++++ Data section ++++

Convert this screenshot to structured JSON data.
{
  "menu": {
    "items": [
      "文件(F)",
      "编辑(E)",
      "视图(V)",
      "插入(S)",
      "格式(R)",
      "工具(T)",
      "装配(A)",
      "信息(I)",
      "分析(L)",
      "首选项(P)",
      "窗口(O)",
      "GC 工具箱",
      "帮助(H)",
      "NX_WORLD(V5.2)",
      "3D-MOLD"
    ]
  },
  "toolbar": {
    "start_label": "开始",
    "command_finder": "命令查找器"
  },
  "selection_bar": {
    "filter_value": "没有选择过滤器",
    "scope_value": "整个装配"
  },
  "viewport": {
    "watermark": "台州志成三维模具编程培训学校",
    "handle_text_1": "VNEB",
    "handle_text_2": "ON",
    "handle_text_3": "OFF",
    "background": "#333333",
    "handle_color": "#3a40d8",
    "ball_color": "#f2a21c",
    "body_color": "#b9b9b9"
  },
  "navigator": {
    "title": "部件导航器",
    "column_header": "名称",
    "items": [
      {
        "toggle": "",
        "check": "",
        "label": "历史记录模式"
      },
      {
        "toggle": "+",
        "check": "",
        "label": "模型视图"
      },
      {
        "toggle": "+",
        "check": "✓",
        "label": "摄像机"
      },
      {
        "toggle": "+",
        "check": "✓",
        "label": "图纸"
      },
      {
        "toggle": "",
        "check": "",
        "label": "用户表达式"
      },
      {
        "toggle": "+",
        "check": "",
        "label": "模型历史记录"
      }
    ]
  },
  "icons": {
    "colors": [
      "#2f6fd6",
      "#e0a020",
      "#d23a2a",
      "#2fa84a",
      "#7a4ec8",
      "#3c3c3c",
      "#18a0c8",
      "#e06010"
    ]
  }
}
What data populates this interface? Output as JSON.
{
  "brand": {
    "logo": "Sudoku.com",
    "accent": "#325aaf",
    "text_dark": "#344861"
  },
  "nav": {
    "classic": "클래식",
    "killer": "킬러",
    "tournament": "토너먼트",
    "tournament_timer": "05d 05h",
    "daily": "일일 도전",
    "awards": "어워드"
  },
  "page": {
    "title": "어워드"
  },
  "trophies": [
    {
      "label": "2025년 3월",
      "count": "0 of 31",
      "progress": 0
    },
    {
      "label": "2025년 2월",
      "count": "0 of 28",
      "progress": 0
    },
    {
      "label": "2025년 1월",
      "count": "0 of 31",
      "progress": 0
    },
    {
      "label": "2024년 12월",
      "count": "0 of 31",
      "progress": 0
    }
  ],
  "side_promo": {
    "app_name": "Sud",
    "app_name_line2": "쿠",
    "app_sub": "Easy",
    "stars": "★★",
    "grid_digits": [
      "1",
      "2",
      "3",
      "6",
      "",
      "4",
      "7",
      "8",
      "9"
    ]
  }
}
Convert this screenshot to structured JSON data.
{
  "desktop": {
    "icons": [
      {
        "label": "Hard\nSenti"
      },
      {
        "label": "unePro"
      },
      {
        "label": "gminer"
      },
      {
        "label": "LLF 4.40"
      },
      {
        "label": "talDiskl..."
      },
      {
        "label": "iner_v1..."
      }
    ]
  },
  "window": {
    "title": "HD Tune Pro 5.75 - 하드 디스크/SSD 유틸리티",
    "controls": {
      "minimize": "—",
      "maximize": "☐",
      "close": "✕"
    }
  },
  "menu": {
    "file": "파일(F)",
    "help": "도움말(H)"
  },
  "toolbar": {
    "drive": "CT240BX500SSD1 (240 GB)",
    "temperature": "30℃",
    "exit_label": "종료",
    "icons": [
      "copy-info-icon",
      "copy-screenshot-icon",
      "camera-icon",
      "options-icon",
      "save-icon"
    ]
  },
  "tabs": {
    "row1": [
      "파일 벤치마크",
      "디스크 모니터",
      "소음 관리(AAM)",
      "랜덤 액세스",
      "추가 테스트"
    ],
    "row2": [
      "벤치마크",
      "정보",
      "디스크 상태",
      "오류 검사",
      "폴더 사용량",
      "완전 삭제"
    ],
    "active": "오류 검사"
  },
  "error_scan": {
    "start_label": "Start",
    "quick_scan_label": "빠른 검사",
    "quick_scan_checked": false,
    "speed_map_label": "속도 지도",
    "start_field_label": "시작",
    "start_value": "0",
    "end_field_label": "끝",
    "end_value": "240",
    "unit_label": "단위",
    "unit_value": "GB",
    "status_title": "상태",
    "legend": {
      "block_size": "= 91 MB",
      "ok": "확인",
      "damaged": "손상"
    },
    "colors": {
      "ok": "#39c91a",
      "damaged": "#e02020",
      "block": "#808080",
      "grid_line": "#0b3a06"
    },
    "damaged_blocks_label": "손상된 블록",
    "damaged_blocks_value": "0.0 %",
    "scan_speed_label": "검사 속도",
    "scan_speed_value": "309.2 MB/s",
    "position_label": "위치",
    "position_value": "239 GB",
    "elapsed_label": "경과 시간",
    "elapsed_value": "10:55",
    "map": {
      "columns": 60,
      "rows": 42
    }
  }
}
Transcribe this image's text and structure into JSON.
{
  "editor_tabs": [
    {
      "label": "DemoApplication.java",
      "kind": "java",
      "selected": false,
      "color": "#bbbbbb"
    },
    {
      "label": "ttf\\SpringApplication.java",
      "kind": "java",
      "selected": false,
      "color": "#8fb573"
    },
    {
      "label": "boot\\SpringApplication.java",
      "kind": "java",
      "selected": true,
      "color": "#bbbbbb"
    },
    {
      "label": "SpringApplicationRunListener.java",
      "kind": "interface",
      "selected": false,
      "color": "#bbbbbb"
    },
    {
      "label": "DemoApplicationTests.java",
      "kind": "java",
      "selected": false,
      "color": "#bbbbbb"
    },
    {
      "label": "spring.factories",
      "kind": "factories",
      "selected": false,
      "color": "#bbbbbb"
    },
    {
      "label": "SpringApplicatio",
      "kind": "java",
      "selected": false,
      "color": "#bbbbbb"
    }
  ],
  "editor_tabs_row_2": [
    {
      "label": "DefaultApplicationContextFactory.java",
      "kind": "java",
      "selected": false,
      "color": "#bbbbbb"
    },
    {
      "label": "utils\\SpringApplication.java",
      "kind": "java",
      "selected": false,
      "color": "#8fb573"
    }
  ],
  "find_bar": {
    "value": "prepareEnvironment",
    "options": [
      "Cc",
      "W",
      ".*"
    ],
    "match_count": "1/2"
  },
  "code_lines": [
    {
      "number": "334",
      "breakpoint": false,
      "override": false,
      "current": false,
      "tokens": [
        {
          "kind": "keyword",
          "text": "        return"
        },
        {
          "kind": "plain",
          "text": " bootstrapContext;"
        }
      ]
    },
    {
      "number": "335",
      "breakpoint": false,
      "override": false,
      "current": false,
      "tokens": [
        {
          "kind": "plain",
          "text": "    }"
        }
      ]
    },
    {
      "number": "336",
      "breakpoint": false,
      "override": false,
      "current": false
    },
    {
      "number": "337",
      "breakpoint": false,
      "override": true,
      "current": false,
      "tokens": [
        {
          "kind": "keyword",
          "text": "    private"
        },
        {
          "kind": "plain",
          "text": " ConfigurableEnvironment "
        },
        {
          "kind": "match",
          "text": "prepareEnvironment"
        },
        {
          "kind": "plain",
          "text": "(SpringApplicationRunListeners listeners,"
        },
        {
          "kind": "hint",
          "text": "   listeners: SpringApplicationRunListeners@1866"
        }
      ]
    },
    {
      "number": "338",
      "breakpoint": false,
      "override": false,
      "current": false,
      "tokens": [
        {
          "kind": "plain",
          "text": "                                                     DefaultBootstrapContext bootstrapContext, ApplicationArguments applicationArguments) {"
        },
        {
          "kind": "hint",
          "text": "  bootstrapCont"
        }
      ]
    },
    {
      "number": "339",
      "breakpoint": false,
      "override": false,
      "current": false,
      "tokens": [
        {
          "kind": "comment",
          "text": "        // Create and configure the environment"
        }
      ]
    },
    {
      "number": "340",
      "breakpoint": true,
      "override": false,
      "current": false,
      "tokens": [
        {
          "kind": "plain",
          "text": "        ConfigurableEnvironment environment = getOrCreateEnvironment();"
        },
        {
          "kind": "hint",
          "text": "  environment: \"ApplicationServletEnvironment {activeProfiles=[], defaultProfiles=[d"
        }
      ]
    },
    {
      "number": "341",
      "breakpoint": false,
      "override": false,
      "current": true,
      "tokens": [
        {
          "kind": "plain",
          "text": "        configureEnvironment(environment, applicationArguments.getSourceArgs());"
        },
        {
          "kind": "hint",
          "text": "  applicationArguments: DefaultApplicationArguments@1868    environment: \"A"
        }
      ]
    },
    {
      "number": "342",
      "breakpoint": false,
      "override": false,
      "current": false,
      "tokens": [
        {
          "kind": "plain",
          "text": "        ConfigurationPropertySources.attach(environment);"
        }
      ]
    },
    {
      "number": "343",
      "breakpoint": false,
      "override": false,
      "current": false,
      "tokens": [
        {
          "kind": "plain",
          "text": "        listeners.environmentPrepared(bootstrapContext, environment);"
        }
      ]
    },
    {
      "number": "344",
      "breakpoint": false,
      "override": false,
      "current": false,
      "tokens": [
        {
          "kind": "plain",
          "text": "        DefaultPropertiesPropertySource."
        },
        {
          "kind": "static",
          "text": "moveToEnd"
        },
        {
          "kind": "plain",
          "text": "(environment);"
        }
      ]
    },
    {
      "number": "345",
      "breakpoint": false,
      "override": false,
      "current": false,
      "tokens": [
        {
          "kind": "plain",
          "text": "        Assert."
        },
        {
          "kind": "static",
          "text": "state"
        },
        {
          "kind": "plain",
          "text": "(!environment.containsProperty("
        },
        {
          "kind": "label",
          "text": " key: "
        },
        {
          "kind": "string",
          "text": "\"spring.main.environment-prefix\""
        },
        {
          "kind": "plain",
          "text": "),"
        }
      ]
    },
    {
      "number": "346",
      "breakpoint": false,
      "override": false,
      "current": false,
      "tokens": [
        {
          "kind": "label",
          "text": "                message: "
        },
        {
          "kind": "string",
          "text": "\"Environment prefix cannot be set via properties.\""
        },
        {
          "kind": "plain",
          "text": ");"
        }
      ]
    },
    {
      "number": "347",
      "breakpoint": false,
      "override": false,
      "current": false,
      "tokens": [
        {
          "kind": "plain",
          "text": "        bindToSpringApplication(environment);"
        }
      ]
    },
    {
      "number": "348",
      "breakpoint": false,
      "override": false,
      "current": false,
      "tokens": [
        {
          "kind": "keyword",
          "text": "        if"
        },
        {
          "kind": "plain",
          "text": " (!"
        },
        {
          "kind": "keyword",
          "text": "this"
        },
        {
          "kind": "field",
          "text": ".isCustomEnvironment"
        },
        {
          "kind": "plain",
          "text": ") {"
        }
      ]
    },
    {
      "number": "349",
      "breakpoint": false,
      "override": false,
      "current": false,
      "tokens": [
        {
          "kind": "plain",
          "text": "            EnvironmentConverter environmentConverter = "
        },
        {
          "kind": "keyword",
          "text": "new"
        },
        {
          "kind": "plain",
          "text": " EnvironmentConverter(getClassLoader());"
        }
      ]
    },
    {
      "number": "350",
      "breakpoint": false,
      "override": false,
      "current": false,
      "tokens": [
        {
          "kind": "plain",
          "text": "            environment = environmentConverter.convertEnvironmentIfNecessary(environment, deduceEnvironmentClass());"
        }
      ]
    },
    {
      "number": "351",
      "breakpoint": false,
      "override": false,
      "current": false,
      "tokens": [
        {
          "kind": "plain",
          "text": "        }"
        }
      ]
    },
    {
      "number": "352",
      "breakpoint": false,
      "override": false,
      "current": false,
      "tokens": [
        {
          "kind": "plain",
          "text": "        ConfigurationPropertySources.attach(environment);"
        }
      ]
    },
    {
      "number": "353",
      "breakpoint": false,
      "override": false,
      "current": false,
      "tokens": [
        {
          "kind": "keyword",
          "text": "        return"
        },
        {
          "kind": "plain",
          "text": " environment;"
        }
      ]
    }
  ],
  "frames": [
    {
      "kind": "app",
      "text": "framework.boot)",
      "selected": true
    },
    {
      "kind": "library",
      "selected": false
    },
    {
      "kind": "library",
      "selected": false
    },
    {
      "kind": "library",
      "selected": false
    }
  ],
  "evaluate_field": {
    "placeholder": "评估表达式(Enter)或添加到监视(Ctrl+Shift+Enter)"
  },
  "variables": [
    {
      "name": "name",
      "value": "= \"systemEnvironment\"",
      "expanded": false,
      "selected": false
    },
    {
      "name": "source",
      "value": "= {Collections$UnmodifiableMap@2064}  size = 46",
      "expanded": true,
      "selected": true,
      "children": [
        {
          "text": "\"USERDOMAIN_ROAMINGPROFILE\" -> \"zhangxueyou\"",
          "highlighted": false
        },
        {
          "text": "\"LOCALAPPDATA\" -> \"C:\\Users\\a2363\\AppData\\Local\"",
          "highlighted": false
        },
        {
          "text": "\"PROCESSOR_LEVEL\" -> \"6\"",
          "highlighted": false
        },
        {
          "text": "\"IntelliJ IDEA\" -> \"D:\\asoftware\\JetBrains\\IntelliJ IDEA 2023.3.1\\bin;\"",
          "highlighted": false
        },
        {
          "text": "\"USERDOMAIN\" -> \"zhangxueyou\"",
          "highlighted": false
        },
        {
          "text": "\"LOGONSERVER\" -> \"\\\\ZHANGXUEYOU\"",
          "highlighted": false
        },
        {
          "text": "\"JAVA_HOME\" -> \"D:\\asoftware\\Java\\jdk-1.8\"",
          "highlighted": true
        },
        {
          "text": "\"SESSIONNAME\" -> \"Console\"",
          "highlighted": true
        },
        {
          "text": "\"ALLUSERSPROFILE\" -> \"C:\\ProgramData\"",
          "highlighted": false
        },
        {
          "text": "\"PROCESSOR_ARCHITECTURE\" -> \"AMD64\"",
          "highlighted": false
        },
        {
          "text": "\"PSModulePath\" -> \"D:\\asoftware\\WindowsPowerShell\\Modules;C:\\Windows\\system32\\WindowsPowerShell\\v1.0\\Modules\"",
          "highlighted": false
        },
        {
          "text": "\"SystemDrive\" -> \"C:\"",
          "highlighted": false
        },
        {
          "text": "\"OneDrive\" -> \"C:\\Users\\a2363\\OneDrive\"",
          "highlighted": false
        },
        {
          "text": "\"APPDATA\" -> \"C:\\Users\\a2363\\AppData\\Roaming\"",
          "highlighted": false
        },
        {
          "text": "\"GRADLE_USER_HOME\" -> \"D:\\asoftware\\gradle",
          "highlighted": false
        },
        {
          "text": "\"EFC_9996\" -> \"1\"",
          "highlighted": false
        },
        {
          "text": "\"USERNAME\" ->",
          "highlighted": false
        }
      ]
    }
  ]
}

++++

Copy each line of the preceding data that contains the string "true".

• Answer to this exercise:
      "selected": true,
      "override": true,
      "breakpoint": true,
      "current": true,
      "selected": true
      "expanded": true,
      "selected": true,
          "highlighted": true
          "highlighted": true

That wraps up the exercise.